Plans are underway to build a 400MW pumped hydro scheme on the east shore of Loch Ness, capable of powering 400,000 homes.
The energy storage system would take excess electricity generated by wind farms and use it to pump water up to an elevated reservoir. The water can then be released at times of high demand, moving turbines and generating power on its way back down to the loch.
Once completed, the hydro plant will be able to provide 2.4GWh of storage capacity for the grid over a six hour period.
Energy storage has long been a challenge associated with renewable energy sources such as wind and solar power, which don’t necessarily produce power when demand is highest.
Boost to the local economy
The proposed site is just south of Dores, a small town around 6 miles away from Inverness. The upper reservoir will blend into the natural geographic features from where it gets its name – Red John.

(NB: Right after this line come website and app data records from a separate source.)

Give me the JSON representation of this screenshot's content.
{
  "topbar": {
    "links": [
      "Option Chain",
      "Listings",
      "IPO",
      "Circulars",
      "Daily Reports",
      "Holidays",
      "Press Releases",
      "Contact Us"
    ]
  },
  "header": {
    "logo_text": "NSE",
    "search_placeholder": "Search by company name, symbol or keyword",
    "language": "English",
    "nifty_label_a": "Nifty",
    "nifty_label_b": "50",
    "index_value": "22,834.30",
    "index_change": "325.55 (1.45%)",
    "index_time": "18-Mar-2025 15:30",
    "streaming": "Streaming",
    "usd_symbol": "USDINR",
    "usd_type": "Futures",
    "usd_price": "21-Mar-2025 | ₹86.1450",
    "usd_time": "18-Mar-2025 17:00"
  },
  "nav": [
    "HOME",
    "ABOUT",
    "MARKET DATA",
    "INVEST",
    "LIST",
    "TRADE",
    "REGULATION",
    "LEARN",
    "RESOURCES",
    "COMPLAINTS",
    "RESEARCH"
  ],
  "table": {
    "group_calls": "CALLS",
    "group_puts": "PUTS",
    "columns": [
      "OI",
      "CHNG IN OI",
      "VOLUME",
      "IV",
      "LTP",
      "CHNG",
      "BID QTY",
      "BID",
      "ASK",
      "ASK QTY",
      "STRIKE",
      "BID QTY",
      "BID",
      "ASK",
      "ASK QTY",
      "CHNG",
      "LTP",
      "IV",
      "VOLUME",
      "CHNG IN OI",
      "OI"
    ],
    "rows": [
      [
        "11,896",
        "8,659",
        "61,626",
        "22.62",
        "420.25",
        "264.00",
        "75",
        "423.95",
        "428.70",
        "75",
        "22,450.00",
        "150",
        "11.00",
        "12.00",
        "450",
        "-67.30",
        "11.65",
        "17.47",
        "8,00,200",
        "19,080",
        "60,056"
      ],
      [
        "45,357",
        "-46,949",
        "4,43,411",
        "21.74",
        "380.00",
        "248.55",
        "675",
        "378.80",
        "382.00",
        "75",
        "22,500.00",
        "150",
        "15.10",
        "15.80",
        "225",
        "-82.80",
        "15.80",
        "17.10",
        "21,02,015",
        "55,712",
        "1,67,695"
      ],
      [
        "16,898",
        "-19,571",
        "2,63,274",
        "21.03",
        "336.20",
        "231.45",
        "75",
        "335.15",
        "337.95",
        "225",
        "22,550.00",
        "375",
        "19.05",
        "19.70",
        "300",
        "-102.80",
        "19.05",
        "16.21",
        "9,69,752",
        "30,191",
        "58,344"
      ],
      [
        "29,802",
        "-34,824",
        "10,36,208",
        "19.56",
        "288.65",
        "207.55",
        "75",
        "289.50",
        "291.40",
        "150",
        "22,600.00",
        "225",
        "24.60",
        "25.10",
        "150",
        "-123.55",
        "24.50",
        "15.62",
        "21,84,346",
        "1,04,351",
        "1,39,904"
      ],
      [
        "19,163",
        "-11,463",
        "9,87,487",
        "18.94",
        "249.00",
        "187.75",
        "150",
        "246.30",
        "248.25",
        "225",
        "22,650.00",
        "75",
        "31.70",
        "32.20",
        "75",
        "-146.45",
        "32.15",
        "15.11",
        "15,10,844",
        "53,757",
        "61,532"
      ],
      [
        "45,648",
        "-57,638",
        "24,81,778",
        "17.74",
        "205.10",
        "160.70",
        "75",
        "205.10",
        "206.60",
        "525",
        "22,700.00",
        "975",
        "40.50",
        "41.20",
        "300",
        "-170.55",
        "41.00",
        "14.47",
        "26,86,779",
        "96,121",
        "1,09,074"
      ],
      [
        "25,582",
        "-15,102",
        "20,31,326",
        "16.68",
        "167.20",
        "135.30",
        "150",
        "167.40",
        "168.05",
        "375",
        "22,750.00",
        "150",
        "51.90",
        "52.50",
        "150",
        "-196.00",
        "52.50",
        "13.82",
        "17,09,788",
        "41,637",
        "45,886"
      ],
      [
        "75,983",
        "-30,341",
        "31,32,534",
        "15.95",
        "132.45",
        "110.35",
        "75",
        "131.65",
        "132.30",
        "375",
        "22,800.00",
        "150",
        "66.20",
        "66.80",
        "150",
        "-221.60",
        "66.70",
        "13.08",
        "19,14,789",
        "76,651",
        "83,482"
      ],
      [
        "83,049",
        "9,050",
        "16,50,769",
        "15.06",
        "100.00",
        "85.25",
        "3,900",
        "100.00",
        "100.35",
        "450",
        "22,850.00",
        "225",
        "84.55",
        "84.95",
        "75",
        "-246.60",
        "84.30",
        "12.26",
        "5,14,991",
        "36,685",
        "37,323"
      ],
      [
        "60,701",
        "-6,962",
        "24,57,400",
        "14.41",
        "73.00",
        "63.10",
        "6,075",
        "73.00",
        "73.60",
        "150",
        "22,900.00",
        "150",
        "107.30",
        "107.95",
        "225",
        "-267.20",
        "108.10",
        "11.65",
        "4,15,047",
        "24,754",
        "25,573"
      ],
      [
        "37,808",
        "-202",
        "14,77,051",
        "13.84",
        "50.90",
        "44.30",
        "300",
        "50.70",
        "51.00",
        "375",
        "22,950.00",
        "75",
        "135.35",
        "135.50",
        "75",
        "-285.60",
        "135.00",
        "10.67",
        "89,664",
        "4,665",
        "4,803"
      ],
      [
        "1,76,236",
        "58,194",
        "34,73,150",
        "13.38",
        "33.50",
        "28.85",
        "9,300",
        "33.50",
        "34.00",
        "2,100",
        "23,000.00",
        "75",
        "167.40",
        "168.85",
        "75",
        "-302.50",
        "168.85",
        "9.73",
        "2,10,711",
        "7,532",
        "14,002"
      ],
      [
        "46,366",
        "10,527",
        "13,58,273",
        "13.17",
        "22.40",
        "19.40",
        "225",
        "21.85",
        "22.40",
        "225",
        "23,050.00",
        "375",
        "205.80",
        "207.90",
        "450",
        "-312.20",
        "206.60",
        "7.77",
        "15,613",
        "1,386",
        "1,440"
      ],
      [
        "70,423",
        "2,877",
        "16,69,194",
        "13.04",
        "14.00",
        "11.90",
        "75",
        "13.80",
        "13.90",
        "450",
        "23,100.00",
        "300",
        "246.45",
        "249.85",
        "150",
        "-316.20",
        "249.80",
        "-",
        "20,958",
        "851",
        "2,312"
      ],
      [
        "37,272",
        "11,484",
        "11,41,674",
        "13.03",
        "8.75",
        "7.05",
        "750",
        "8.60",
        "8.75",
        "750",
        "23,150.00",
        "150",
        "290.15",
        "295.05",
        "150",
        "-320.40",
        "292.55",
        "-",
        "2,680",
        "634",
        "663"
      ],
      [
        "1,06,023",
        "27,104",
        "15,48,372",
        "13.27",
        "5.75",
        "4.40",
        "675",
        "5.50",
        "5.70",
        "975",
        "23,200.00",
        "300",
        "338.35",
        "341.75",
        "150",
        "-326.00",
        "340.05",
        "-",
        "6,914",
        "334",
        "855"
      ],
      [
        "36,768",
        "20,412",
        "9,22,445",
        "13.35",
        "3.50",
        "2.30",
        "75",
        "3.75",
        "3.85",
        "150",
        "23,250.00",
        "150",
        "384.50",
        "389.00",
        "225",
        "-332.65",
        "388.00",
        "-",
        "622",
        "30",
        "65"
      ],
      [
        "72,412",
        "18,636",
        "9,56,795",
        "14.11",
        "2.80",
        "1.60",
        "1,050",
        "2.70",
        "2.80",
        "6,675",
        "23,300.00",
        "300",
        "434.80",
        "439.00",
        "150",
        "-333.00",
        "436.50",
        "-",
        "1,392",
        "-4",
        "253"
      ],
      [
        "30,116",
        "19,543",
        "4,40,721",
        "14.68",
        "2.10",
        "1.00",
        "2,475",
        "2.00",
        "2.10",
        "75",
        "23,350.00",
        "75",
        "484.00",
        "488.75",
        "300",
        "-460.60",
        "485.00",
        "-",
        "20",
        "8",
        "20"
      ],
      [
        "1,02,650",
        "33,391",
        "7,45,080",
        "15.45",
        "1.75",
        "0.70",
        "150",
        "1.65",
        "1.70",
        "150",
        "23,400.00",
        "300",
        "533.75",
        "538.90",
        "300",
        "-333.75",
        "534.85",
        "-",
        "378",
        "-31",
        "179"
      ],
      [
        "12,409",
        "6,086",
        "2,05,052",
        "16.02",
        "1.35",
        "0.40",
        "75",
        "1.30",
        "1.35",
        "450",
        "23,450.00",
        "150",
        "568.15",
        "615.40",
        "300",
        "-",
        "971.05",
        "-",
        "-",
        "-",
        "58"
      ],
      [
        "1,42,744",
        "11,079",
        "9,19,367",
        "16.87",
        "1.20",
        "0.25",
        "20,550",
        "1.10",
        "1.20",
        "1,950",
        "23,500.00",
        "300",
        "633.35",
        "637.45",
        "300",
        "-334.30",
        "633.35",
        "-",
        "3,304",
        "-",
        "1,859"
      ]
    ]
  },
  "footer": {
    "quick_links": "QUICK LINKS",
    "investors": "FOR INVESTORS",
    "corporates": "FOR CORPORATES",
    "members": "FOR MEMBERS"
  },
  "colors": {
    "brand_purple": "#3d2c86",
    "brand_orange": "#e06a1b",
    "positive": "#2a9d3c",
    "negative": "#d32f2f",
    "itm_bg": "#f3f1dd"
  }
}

Intelligent Land Investments (ILI), the company behind the project, say that it will create jobs for up to 300 people.
Mark Wilson from ILI said: “Pumped storage hydro is the largest and cleanest form of energy storage that currently exists – and a key enabler in helping Scotland meet its green energy ambitions.”
“As well as dramatically improving our energy security, this transformational proposal is a fantastic opportunity for the community to benefit from the energy transition while helping turbo-charge Scotland’s decarbonisation efforts.”
The Red John project will join the existing Foyers hydro-electric power station, also situated on the east shore of Loch Ness.